(App and web page records)
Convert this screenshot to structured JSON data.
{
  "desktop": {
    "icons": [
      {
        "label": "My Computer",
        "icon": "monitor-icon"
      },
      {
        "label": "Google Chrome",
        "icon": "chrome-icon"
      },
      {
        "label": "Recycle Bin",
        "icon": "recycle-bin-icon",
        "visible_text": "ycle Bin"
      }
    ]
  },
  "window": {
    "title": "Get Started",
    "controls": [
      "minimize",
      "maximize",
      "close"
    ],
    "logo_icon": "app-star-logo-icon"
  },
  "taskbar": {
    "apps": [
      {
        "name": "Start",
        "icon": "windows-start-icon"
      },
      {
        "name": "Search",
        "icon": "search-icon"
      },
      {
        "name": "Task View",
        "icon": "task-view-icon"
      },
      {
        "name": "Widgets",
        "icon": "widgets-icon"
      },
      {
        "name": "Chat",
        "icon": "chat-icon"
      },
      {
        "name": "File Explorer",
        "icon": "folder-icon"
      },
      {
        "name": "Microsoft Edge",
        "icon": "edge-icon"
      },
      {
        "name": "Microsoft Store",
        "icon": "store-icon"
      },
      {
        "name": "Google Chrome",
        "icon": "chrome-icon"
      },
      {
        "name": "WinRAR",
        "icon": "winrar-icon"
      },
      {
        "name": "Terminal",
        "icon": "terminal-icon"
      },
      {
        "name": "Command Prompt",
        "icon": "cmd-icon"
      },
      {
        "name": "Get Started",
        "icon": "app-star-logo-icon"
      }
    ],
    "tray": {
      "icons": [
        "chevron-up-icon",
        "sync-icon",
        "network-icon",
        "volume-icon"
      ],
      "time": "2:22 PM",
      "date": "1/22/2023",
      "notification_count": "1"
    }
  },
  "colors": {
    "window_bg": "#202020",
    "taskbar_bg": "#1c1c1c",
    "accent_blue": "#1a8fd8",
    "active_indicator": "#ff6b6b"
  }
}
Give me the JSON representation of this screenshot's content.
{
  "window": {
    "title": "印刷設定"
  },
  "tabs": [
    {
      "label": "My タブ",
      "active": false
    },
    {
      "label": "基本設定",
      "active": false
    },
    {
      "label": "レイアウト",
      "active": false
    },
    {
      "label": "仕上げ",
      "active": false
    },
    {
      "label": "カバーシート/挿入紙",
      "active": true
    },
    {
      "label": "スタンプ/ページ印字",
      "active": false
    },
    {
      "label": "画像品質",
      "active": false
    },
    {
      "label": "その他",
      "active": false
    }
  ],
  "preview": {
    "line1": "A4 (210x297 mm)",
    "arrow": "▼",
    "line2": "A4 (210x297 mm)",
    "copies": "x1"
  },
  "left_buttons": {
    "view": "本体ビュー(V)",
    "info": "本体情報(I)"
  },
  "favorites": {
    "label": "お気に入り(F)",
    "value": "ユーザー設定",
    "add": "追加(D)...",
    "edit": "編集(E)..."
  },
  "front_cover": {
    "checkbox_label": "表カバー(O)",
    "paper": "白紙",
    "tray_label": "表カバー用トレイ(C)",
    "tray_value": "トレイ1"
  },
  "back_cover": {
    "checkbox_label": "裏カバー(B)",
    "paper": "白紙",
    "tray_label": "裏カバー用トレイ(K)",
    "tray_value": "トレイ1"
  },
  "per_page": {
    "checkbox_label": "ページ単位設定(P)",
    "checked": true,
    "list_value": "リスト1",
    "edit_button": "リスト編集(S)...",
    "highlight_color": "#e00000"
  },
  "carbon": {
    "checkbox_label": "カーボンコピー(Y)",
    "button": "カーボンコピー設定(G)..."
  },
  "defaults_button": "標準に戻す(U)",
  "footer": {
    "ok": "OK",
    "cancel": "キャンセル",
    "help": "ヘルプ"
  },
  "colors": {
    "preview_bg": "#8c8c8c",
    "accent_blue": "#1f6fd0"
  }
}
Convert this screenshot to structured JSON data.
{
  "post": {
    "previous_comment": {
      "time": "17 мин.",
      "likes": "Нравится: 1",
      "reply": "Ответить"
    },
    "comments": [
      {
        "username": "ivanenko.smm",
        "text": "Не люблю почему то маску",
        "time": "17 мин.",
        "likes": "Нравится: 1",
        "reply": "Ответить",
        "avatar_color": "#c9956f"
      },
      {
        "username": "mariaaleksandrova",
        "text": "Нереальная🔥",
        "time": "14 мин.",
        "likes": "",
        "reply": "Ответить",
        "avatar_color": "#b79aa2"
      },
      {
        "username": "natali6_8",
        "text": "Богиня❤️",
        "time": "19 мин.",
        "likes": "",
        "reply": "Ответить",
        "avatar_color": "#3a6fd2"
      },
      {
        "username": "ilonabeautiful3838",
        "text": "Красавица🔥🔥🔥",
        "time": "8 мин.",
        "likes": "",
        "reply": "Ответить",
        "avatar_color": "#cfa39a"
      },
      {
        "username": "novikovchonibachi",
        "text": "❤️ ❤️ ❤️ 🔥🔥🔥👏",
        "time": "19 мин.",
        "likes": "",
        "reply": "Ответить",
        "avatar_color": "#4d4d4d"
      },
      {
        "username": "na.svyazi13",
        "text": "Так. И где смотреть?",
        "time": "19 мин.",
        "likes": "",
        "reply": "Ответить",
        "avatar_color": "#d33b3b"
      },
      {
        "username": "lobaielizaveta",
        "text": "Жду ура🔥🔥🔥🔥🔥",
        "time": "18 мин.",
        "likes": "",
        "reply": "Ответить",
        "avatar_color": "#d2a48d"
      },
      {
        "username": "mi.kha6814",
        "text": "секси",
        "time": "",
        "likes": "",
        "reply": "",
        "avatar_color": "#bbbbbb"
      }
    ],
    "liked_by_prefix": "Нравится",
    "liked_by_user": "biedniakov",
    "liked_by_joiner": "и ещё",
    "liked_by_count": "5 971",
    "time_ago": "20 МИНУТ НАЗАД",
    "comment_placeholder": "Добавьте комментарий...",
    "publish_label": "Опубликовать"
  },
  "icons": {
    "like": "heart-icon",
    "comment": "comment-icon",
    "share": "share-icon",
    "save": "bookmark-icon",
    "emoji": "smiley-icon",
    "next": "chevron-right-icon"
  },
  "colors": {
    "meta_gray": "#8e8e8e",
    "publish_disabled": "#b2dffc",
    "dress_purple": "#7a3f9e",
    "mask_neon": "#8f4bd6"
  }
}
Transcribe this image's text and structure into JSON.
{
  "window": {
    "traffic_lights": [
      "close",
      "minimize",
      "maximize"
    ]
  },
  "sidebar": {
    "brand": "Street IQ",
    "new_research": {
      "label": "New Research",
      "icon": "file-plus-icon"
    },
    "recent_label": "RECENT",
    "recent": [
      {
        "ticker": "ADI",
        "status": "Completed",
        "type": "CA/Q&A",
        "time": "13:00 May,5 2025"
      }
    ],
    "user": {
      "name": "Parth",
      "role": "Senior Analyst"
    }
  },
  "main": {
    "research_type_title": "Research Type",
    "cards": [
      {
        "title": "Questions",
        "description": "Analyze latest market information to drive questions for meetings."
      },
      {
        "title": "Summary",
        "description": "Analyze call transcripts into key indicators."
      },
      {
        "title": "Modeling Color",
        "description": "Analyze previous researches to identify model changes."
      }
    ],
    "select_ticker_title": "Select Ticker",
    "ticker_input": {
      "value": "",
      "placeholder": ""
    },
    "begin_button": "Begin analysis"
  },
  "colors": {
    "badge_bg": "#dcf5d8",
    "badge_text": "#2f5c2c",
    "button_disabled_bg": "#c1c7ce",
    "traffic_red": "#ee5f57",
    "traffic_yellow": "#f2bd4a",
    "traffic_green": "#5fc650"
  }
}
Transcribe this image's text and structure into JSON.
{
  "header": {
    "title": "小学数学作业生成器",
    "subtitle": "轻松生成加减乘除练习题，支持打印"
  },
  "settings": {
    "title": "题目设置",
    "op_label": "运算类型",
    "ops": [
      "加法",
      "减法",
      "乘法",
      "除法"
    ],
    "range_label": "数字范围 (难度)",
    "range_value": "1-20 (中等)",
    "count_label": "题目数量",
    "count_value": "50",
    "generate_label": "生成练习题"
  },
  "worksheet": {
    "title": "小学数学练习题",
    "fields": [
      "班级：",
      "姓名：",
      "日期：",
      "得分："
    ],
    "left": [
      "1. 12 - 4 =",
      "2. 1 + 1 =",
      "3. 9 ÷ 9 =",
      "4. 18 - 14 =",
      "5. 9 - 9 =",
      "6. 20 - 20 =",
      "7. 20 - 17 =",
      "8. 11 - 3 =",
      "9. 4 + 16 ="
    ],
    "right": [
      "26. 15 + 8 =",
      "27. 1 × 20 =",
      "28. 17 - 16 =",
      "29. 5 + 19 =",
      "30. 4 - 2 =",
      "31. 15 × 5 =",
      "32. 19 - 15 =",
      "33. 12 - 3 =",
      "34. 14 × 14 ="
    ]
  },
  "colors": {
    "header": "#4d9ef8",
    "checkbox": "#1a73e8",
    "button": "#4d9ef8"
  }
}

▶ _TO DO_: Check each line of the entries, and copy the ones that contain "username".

▶ _SOLUTION_:
        "username": "ivanenko.smm",
        "username": "mariaaleksandrova",
        "username": "natali6_8",
        "username": "ilonabeautiful3838",
        "username": "novikovchonibachi",
        "username": "na.svyazi13",
        "username": "lobaielizaveta",
        "username": "mi.kha6814",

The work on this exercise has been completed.